We have more to thank NASA for than space exploration – they have been responsible for bringing more than 2,000 products to homes and manufacturers in the 60-odd years they’ve been operating.

One of the most well-known products to have come from NASA is memory foam. Made from polyurethane and some other chemicals designed to increase density and viscosity, memory foam has become a staple in a variety of everyday items, including mattresses.

Curious about how this clever material came to be? You should be, because it’s a fascinating story.

History & Development of Memory Foam

The official NASA Spinoff article tells a story of an engineer who was contracted by NASA in 1966 to “assist in the improvement of airline seating for crash and vibration protection, and the development of energy-absorbing techniques for increased survivability”.

This engineer, Charles Yost, created a foam with what was described as ‘unusual properties’ – it had both high-energy absorption and was soft.

After fitting the foam into seats, NASA found that it did indeed offer better impact protection. On top of that, though, it also made sitting for long periods more comfortable. Really comfortable.

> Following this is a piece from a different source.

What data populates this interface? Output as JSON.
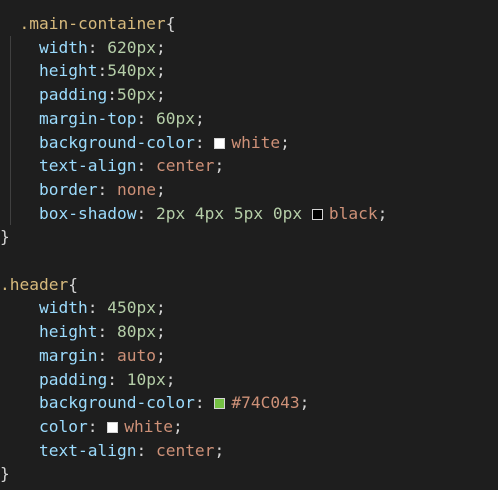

At first, it was referred to as ‘slow spring back foam’ (which is indeed an accurate descriptive name!) and was later given the name ‘temper foam’.

In 1969, Yost formed his own company, Dynamic Systems Inc., to sell temper foam. He then sold the rights to the technology in 1974, but went on to later make and sell derivatives that were less sensitive to temperature and more environmentally friendly than the original design.

How Does Memory Foam Work?

Memory foam is known as a viscoelastic material; that is, it combines thick and treacly (viscous) properties with elastic properties – it can deform and return to its original shape without damage.

In a nutshell, the way it works is by reacting to the pressure applied to it. If you apply sharp or fast force, it responds stiffly. If you lay gently on it, it slowly moulds to your body shape. It also reacts to temperature changes, becoming softer and more flexible when warmed and becoming more resistant when cooled.

This is how memory foam mattresses hug to your body when you lie on them – they respond to the pressure gradients and heat from your body. Then when you wake up and get out of bed, the elasticity is responsible for them returning to their original shape.

Uses for Memory Foam

Memory foam was nothing short of revolutionary for the medical industry, creating soft mattresses and seats for bed- or chair-bound patients. It dramatically reduced problems like bed sores, easing people’s discomfort and removing painful pressure points. Memory foam is also used in prosthetics, making artificial limbs more comfortable for their users.

Medical uses aside, it’s also been used for padding in helmets, for seating in Formula 1 cars, for motorcycle seats and, of course, for pillows and mattresses!

With such a strong reputation for comfort and performance, it’s no surprise memory foam mattresses are such a popular choice in Australian homes.